A Flat

...of blackberries gets the gears turning. When you have abundance the possibilities are endless.

organic lawn care with paul tukey: crabgrass control, reducing compaction, and more

MY LAWN GOT HAMMERED by 650 pairs of visiting feet, but I knew who to call. For almost a decade, I’ve turned with lawn-care issues to the work of Paul Tukey, author in 2007 of “The Organic Lawn Care Manual,” and founder of, an advocacy and education nonprofit. Paul just relocated from New England to his new post as Chief Sustainability Officer for Glenstone, a museum in Potomac, Maryland, where the vast grounds have been maintained since 2010 without synthetic chemical pesticides or fertilizers–a sort of living classroom for organic landscape stewardship. He answered our pressing questions on my latest public-radio show: controlling crabgrass and other weeds; reversing compaction; overseeding, and does corn gluten meal really work as a weed-and-feed? Read, or listen in.

join me sept. 21 at the beekman boys’ town

ONE GOOD TURN DESERVES ANOTHER, and besides, they have goats! I’m going over the river and through the woods Saturday, September 21, to the hometown of Brent Ridge and Josh Kilmer-Purcell, the Beekman 1802 Boys, to give a talk and help raise money for the restoration of Sharon Springs, New York’s, historic Chalybeate Park. (They did the same here Aug. 17, benefiting my rural hamlet of Copake Falls.) Join me at the Sharon Springs Harvest Festival the duo helps put on each year

latest brassica pest: cross-striped cabbage worm

SOMEONE’S SUDDENLY EATING HOLES in my Brussels sprouts plants, and it isn’t the usual earlier-in-the-season suspects—those fuzzy green cabbage worms I’ve written about. My new visitors are apparently cross-striped cabbage worms, which can pose a serious problem to home gardeners because they’re prolific egg-layers producing multiple generations a season. Oh, dear. (They’re also really beautiful, if you look at them up close–but beautiful in the way that Japanese beetles are beautiful, meaning not enough for me to count them as beloved pets and keep them around or anything.) Squish! The cross-striped cabbage worm larvae are sort of blue-gray, and as their name suggests striped across their bodies. Not so many years back, it was more a pest in Southern farms and gardens, but has gradually made its way to southern New England, at least. I read up on them in various places–U-Mass Amherst; at the University of Georgia, and so on–and what I concluded (as I said): Squish! I’ll be vigilant about fall cleanup and follow all the steps I’m already practicing to stay ahead of other cabbage worms, like this.
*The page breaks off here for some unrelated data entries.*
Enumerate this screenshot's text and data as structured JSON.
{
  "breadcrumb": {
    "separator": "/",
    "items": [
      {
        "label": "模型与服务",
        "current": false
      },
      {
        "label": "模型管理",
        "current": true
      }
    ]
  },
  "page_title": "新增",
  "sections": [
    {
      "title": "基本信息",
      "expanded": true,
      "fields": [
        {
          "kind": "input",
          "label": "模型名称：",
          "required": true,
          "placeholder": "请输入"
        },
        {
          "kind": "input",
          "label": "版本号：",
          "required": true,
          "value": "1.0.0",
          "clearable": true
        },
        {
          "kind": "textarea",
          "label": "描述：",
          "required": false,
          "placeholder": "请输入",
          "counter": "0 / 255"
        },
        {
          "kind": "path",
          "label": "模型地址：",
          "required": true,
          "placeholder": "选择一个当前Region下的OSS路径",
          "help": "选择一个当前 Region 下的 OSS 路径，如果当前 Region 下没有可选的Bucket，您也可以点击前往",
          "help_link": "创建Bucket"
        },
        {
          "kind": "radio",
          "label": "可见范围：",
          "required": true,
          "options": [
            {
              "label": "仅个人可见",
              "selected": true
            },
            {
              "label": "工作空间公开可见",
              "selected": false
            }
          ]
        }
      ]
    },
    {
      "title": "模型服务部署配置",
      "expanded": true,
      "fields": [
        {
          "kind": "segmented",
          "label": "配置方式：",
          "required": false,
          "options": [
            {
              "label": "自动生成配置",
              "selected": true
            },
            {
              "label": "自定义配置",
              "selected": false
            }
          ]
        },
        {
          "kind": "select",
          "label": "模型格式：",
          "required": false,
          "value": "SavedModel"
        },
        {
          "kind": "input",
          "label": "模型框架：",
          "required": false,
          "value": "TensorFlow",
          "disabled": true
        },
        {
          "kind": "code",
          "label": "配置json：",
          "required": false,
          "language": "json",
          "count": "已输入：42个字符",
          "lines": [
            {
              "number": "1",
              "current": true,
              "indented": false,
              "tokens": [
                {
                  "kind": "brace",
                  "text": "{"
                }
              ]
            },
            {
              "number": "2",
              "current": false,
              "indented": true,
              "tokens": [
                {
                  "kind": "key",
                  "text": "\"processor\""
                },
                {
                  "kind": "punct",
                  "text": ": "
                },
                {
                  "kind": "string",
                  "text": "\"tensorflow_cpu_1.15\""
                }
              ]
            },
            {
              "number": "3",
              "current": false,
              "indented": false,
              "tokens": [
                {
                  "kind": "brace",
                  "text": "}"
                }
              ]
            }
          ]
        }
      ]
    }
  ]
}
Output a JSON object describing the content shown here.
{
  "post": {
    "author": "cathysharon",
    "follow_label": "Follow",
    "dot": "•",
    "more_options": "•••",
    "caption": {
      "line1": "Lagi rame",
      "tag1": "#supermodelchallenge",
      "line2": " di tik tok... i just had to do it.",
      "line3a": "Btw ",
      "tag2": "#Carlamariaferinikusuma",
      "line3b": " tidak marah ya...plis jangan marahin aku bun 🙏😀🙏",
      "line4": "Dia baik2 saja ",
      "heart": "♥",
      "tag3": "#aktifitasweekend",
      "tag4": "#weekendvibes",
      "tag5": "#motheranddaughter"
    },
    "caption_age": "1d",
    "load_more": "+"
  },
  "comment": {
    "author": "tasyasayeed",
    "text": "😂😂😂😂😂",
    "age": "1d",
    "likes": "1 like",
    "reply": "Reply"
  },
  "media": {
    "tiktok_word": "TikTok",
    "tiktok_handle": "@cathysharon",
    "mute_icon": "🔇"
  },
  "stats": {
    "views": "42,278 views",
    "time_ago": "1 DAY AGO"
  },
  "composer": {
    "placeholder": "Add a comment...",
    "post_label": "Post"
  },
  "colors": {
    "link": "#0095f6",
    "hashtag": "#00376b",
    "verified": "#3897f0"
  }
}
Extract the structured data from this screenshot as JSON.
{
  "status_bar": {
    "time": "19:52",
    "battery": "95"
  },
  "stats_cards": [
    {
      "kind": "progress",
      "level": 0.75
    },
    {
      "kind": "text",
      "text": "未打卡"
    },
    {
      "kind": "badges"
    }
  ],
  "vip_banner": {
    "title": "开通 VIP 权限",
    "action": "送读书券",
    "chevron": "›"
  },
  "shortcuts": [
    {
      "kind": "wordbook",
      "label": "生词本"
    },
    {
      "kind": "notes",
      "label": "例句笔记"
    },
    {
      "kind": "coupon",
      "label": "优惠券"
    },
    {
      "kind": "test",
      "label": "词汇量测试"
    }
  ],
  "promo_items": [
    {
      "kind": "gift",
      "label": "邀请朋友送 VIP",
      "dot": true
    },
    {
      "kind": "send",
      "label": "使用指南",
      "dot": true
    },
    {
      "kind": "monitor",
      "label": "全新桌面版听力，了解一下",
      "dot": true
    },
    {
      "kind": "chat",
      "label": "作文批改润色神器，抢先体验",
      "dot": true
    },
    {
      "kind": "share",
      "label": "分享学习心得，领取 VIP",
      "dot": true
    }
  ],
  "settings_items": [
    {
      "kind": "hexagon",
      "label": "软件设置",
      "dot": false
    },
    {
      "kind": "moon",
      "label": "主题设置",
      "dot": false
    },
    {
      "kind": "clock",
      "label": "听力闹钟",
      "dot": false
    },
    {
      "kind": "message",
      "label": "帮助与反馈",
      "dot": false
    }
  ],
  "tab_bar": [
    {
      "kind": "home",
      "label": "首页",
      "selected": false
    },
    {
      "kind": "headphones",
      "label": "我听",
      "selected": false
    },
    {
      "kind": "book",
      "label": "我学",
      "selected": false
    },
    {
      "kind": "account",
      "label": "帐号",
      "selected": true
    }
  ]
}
I don’t use pesticides–not even ones rated for organic gardening and specific to caterpillars, such as Bt–and I manage to harvest plenty of food most years, anyhow.